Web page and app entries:
···
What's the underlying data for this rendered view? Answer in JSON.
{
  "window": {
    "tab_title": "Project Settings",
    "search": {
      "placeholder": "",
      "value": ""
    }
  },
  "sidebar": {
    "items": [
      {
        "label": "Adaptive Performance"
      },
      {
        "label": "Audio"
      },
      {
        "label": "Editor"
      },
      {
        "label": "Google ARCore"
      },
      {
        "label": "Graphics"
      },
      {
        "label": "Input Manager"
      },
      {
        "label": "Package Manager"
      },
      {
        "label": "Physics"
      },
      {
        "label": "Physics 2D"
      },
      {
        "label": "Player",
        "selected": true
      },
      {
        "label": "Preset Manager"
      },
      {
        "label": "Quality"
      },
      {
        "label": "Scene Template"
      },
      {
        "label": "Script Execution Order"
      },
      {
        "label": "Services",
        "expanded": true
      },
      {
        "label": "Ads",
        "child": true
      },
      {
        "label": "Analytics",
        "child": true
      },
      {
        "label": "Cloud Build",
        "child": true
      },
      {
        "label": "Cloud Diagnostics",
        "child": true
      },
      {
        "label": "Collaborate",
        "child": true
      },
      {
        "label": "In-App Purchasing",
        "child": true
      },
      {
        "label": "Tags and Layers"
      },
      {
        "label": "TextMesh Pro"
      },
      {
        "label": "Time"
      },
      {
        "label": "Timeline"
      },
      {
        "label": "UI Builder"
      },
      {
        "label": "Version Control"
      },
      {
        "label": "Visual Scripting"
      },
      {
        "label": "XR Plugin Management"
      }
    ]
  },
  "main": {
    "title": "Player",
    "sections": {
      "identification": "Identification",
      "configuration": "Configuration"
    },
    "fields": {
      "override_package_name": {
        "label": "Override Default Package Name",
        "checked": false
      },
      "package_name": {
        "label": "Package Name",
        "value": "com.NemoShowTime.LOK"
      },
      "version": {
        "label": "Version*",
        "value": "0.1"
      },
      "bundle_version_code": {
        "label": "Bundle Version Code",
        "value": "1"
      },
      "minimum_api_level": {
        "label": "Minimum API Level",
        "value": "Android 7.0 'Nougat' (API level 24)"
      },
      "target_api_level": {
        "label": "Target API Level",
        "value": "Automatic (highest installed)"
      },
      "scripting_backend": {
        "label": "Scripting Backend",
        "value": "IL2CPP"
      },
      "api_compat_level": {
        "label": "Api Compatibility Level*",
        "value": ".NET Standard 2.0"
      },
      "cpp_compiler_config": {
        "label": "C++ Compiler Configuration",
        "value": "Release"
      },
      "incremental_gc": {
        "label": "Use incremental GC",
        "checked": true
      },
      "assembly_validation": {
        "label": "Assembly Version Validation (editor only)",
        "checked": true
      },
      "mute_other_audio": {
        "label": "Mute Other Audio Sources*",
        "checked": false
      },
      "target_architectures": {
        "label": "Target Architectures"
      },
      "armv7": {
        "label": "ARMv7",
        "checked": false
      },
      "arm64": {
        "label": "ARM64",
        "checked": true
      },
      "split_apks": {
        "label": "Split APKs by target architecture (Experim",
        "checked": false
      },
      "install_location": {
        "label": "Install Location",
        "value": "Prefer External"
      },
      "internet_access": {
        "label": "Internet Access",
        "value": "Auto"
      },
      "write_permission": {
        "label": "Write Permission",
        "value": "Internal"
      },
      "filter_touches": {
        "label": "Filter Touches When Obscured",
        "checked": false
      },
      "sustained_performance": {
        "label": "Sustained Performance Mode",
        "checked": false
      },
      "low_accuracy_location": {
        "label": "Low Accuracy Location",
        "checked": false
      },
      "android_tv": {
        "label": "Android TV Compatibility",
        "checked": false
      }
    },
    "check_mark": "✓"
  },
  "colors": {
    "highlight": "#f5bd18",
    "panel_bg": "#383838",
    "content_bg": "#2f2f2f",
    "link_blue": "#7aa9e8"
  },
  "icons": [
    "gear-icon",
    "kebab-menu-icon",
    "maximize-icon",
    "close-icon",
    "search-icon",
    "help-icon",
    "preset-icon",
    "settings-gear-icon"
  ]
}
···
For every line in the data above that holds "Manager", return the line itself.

Answer
        "label": "Input Manager"
        "label": "Package Manager"
        "label": "Preset Manager"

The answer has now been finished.